UK reports Russian aircraft incursion near Baltic States


RAF

The UK Royal Air Force (RAF) Typhoon jets have intercepted two Russian aircraft near Baltic States when the aircraft tried to approach Baltic airspace without sharing a flight plan.

According to the UK Defence Ministry, one of the aircraft was identified as an Il-20M 'Coot' A surveillance aircraft, while the second aircraft was an An-26 'Curl' transport plane.

The latest interception marks the Typhoon's fourth tasking since May after deploying to the Baltic as part of the Nato Baltic Air Policing mission.

UK Defence Secretary Michael Fallon said: "The interception of Russian Military aircraft by our RAF Typhoon fighters underlines our commitment to Nato and the security of the Baltic region.

"The latest interception marks the Typhoon's fourth tasking since May after deploying to the Baltic as part of the Nato Baltic Air Policing mission."

"RAF air and ground crew are doing vital work to defend the skies above and around the Baltic States and I look forward to seeing that work first hand in the near future."

The latest mission was conducted in collaboration with the Estonian Air Force and the RAF Air Surveillance and Control System (ASACS) detachment at Amari in Estonia.

The UK has deployed four RAF Typhoons to Amari airbase in Estonia. These jets are operating alongside Norwegian aircraft between May and August this year to secure Nato's airspace over the Baltic nations of Latvia, Estonia and Lithuania.

In May, RAF Typhoon jets intercepted a Russian Military aircraft near Baltic airspace.

During the mission, the jets identified and escorted a Russian reconnaissance aircraft that was flying in international airspace until it departed the area.

In addition, two RAF Typhoon fighters had intercepted two Russian Tu-95 Bear long-range bombers earlier this year, when the aircraft were flying in international airspace near the UK.


Image: An RAF Typhoon accompanying a Russian Coot surveillance aircraft over the Baltic.
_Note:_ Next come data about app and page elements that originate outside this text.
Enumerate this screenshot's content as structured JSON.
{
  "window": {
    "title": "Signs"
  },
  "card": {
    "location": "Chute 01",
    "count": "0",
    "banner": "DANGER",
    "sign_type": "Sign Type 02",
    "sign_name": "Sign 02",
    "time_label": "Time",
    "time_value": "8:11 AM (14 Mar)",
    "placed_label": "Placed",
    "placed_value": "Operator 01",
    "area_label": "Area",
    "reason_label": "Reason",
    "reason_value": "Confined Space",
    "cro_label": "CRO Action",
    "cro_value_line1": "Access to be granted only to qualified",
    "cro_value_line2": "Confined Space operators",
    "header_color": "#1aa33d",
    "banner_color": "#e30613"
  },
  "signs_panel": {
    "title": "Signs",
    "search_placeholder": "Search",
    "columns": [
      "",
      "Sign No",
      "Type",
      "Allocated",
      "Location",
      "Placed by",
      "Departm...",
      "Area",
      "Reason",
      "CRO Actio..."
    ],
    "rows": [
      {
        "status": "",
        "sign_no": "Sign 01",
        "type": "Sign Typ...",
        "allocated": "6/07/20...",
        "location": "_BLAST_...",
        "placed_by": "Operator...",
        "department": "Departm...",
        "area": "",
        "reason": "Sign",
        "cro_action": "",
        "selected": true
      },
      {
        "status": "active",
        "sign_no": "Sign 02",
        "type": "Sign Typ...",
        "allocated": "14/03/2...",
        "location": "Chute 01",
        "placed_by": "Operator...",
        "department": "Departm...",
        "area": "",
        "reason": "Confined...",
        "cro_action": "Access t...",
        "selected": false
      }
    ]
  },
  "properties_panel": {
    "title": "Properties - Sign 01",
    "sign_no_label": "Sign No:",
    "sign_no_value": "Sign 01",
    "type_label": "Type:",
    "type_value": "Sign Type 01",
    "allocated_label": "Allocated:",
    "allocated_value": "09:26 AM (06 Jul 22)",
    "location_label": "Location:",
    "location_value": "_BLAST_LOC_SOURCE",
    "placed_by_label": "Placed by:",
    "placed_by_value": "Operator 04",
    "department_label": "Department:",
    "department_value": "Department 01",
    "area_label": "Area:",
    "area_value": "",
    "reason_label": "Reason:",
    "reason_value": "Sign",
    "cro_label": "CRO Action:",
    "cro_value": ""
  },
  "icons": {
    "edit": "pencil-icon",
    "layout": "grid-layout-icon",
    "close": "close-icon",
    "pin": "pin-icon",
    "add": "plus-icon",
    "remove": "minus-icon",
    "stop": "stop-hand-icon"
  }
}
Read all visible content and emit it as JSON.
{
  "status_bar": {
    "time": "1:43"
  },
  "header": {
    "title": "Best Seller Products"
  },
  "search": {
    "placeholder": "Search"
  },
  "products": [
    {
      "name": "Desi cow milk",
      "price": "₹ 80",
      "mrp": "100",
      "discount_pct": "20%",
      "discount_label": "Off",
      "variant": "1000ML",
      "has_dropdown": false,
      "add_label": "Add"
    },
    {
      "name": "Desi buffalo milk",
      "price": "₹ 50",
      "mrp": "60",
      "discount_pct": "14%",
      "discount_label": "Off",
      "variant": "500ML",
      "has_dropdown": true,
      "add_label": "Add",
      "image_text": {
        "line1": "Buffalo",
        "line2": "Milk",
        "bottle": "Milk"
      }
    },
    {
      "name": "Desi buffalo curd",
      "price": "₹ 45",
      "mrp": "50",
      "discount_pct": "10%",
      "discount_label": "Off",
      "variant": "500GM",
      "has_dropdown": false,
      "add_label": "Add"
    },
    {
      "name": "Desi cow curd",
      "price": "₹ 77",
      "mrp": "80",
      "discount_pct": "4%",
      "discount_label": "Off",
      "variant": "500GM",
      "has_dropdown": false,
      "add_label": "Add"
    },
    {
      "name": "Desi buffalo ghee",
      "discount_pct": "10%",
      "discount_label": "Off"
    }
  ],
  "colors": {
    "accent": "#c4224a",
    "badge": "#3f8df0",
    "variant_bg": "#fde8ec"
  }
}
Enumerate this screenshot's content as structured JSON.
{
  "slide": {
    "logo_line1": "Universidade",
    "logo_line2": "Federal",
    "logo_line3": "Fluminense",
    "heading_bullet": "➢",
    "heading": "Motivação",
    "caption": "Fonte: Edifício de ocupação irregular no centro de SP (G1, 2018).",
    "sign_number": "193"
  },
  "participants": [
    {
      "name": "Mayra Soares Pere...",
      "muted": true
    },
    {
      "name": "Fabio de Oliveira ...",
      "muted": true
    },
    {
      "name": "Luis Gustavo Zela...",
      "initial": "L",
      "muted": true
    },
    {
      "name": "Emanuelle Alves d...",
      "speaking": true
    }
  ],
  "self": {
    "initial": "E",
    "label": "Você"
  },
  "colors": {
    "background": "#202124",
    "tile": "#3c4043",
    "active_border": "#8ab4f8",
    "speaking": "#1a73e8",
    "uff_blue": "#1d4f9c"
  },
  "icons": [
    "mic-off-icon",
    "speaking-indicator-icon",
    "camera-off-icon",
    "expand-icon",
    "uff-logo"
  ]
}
Photo: courtesy of UK Ministry of Defence/ Crown copyright.